The line we travel on today used to be part of what was then known as the East Coast Main Trunk Line. This departed Auckland for Frankton, then across country to Morrinsville, Te Aroha, Paeroa, through the Karangahake Gorge to Waihi, through the Athenree Gorge to Katikati, down to Tauranga, Te Maunga (Mt Maunganui), Te Puke and to its terminal at Taneatua.

  • 1880 the Main Trunk line reached Hamilton from Auckland
  • 1884 Hamilton - Morrinsville Section completed
  • 1886 Morrinsville – Te Aroha Section completed
  • 1898 the line reached Paeroa with the station being built close to where the current Information Center is sited.
  • 1897 – 1899 the survey for the line from Paeroa to Waihi was completed.
  • 1900 construction commenced
  • 1901 formation ready to Karangahake ready for track laying. Construction of the Tunnel commenced from both ends – length of tunnel 1190 yards on a grade of 1:50

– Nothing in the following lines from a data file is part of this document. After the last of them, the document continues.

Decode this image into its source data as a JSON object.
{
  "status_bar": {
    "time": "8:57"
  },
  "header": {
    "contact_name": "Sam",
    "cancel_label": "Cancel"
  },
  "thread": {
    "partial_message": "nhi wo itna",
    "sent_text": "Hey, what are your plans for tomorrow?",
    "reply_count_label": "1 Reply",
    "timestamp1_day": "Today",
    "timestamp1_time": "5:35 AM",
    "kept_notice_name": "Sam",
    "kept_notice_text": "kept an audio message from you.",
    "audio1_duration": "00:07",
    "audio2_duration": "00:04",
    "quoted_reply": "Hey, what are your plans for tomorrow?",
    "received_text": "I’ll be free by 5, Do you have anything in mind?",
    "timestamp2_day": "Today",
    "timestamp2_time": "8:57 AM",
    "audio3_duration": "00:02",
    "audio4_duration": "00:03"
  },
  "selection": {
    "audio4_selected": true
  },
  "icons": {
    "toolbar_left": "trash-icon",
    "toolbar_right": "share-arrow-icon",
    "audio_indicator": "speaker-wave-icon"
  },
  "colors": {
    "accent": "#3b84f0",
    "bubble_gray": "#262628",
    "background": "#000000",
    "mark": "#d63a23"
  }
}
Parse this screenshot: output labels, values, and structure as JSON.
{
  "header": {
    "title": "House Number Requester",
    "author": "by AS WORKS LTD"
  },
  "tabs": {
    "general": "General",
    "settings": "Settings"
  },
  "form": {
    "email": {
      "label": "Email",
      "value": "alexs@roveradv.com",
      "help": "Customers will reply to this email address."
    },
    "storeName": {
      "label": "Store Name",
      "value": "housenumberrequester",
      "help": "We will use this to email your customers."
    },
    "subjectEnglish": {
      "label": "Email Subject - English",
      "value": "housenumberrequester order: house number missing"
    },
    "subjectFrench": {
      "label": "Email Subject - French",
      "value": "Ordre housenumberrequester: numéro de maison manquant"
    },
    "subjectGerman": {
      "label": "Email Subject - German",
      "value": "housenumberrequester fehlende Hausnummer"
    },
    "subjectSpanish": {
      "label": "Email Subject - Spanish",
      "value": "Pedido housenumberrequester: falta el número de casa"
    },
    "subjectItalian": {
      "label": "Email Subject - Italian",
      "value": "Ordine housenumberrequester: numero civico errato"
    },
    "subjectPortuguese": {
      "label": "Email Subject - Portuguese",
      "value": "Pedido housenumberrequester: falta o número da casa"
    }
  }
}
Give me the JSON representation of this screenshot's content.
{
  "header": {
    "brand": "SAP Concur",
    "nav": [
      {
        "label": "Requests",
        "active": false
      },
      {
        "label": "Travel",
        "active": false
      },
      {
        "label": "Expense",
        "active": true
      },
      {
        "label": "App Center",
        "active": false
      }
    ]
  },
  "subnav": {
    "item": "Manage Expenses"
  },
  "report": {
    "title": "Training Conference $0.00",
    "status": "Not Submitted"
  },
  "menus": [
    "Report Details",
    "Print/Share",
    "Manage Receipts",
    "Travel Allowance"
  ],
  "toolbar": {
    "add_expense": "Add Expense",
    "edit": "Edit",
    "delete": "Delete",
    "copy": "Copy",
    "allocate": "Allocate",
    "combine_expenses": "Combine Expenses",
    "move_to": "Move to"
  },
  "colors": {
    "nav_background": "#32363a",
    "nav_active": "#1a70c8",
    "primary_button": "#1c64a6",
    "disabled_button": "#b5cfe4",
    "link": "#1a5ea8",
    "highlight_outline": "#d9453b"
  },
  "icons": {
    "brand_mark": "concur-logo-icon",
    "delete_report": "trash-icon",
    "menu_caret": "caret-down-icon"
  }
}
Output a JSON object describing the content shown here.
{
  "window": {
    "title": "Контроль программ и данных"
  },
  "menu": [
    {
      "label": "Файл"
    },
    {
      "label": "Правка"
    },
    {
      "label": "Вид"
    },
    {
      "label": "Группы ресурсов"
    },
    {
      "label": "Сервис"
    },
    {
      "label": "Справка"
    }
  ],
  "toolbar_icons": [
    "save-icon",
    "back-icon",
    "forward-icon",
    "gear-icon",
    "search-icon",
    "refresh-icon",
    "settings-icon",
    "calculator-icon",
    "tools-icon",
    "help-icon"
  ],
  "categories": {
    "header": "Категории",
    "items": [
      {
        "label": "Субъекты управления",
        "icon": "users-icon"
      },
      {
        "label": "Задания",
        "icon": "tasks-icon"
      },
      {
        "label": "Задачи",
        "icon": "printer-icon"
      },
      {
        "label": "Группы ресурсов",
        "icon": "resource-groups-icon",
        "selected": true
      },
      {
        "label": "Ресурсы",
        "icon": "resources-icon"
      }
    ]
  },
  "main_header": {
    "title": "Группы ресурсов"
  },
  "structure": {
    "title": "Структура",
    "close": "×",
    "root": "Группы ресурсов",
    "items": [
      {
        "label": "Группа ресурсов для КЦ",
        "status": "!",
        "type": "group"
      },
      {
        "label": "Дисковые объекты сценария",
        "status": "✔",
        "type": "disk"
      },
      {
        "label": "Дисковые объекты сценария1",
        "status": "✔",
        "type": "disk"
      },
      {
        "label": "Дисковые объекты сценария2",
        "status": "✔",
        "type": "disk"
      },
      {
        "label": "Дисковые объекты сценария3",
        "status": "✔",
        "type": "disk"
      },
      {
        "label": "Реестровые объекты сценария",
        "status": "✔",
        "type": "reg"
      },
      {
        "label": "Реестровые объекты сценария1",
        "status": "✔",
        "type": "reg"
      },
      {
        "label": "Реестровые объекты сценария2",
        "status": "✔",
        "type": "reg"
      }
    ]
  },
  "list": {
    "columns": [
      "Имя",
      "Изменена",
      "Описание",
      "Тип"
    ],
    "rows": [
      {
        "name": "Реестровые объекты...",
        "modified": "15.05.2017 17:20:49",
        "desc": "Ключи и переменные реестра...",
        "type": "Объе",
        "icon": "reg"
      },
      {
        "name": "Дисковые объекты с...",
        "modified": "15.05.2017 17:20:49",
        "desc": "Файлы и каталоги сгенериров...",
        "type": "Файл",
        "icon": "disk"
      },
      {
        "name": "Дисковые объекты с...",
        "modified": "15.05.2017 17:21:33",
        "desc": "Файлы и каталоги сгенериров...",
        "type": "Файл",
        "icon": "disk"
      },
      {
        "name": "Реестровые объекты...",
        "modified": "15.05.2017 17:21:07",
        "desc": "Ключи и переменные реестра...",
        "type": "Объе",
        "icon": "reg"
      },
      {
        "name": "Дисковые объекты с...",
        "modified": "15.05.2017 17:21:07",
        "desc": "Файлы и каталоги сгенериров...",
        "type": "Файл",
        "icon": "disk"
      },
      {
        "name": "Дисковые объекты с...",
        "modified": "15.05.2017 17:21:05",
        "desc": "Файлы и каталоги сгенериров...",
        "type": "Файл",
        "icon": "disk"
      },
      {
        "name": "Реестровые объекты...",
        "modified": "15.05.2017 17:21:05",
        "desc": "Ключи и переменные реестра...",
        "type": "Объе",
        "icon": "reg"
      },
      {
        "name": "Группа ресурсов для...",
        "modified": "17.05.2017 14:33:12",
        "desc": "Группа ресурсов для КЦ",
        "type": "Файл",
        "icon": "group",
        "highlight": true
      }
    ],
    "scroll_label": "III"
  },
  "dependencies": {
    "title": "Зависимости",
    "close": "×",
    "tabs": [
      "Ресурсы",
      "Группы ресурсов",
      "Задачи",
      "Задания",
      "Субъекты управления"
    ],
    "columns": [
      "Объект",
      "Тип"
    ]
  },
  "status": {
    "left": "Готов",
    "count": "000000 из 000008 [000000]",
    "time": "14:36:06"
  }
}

  • 1901 – 1903 saw construction of the three key bridges completed at either end of the tunnel and across the river at Waikino.
  • 1904 after working 24 hrs days the break through of the Karangahake tunnel achieved.
  • 1905 (April) first coal deliveries to the Waikino Battery site
  • 1905 (November) Paeroa to Waihi section officially opened. The journey to Paeroa from Waihi took 55 minutes with stops at Waikino, Owharoa and Karangahake.
  • 1907 surveys undertaken for several routes to Bay of Plenty
  • 1912 (March) construction on the line to Tauranga formation commenced but suspended in November.
  • 1914 work recommenced on the formation but suspended again in March 1917 due to 1st World War shortages of staff.
  • 1918 – 1920 work again recommenced with the Athenree Station Yard completion along with pier work on the Waimata Stream piers. The Athenree to Katikati formations work completed in 1919.
  • 1924 track work commenced from Waihi to the 14-mile peg by the Public Works Dept with Armstrong, Whitworth & Co constructing the balance of the track to Te Puna.
  • 1925 the Waihi to Tahawai section completed.
  • 1925 the Paeroa Station being rebuilt on a site 700 meters north of the original site now at Taylor’s Ave - this is the station building now at Waikino.
  • 1928 (March) the 500 men of the Armstrong, Whitworth & Co completed the track
  • 1928 (June) New Zealand Railways take possession of the Waihi to Tauranga Section.
  • 1938 the remaining line to Taneatua opened.

Originally the line was meant to join up with the Gisborne to Napier railway line and work did commence from both ends. However two World Wars, an economic depression plus a terrible influenza epidemic interrupted development so the join through the Waioeka Gorge never occurred.